Not only does Santa’s ability to give to the people of the world sustain his good health, but his kind approach to people is also an effective health management tool. Bob Hope once said, “If you haven’t any charity in your heart, you have the worst kind of heart trouble.” The research suggests the same.
Kindness to others enhances heart health, happiness, slows the aging process, and improves our relationships. Kindness is contagious and when witnessed can have a vicarious effect on others around.
Everything we know about Kris Kringle suggests he is not a fan of fad diets. While he may advocate for cookies and milk, we won’t be seeing him join in on the detox diet revolution or eliminating his simple carbohydrates any time soon.
Since the birth of the image of Santa around the 19th century, he has always maintained his robust and portly figure. For many, this may be cause for concern, but for health researchers this may be cause for celebration based upon the rate of weight regain overtime (and the shame and self-loathing that comes with it). In addition to weight regain, Amos Pines, from the Department of Medicine at the Ichilov Hospital in Tel-Aviv, Israel published a study in 2012 suggesting that the process of weight loss and regain may result in permanent loss of bone density.
Keeping in mind Santa knows if we have been naughty or nice, it stands to reason he is socially connected to everyone! Santa is the most connected of all of us…and that’s without the aid of social media.
The health research cannot be clearer that social connection is good for the heart and soul.

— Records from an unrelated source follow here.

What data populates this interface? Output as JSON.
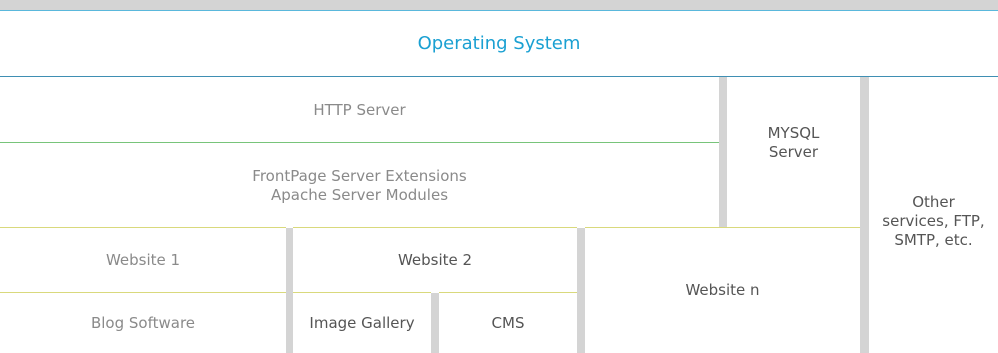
{
  "diagram": {
    "os": "Operating System",
    "http_server": "HTTP Server",
    "extensions": "FrontPage Server Extensions\nApache Server Modules",
    "mysql": "MYSQL\nServer",
    "other": "Other\nservices, FTP,\nSMTP, etc.",
    "website1": "Website 1",
    "website2": "Website 2",
    "website_n": "Website n",
    "blog": "Blog Software",
    "gallery": "Image Gallery",
    "cms": "CMS"
  },
  "colors": {
    "accent": "#1aa0d2",
    "green_rule": "#78c47a",
    "yellow_rule": "#d9d97c",
    "gap": "#d4d4d4"
  }
}
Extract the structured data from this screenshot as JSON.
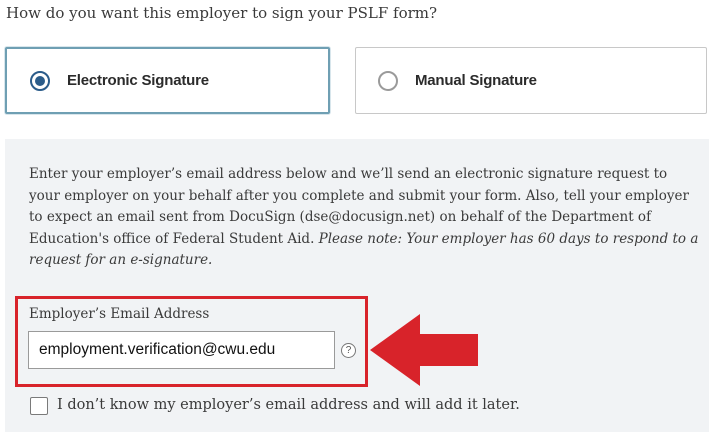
{
  "question": "How do you want this employer to sign your PSLF form?",
  "signature_options": [
    {
      "label": "Electronic Signature",
      "selected": true
    },
    {
      "label": "Manual Signature",
      "selected": false
    }
  ],
  "instructions": {
    "text": "Enter your employer’s email address below and we’ll send an electronic signature request to your employer on your behalf after you complete and submit your form. Also, tell your employer to expect an email sent from DocuSign (dse@docusign.net) on behalf of the Department of Education's office of Federal Student Aid. ",
    "note": "Please note: Your employer has 60 days to respond to a request for an e-signature."
  },
  "email_field": {
    "label": "Employer’s Email Address",
    "value": "employment.verification@cwu.edu",
    "help_glyph": "?"
  },
  "no_email_checkbox": {
    "label": "I don’t know my employer’s email address and will add it later.",
    "checked": false
  },
  "colors": {
    "highlight_red": "#d8232a",
    "selected_border": "#6f9fb3",
    "radio_blue": "#2b5c8a",
    "panel_bg": "#f1f3f5"
  },
  "icons": [
    "radio-selected-icon",
    "radio-unselected-icon",
    "help-icon",
    "red-arrow-icon"
  ]
}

In fact, those that enjoy a sense of connection with others also enjoy the same physiological and cognitive benefits that come from exercise. We are born to bond with others!